WHEN MY SISTER texted me mom was feeling unwell, I hurried to pay her a loving visit while taking my youngest son along. After two nights’ stay in her house, I’ve witnessed her growing better and more stable. She seemed to have gained strength when she took us to the paddy-field of ours.
She demanded we investigate the four mango trees in the field and bring home some ripened ones. As soon as we got to the spot, I instantly discovered barren land instead of productive foliage. It is obvious our field has turned desolate as it was left unattended when my mom traveled for a pilgrimage last September.
Since our mango trees are not ready for crop, I was but tempted to capture a piece of land next to my mom’s where the owner grows corn as you can spot in the photo. The corn trees stood upright as if they exuded both confidence and independence. They occupy the whole lot so that they looked like scales of fish. I was imagining the landowner is going to gather a harvest of money in the nearest future.

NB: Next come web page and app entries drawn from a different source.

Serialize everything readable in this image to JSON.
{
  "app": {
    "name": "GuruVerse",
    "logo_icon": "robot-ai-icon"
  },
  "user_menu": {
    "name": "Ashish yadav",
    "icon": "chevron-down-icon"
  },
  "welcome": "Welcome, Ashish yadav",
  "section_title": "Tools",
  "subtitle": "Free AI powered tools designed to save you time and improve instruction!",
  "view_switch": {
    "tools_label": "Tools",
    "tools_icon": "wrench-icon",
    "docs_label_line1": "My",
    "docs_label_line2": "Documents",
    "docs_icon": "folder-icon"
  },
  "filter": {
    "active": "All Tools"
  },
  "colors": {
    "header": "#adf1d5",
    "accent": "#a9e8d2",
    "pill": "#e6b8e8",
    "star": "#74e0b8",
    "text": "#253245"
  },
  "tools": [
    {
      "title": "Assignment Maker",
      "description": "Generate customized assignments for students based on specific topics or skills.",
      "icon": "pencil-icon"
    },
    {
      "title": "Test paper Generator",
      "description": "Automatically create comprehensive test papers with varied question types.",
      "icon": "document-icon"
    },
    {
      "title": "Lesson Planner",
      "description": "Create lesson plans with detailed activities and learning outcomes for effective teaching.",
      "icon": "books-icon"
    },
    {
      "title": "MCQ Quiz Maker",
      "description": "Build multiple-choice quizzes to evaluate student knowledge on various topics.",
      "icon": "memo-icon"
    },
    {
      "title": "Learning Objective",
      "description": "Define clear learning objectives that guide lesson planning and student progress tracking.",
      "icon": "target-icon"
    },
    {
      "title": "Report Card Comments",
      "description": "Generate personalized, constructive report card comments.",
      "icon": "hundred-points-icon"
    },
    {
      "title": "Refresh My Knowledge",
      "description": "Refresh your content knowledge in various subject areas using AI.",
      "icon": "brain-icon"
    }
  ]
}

But unknown to passers-by, me included, the crop have remained where they due to unproductive result. My mom told me all trees I could see were fruitless. Yes, they bore fruit but rats and mice have secured the entire crop before the farmer could. Farmers in the village have had no idea how rats have gone mad that they ate up every single seed. It is perhaps better to leave the trees to dry up in the sun until they collapse naturally than to hire labor to cut them at considerable cost.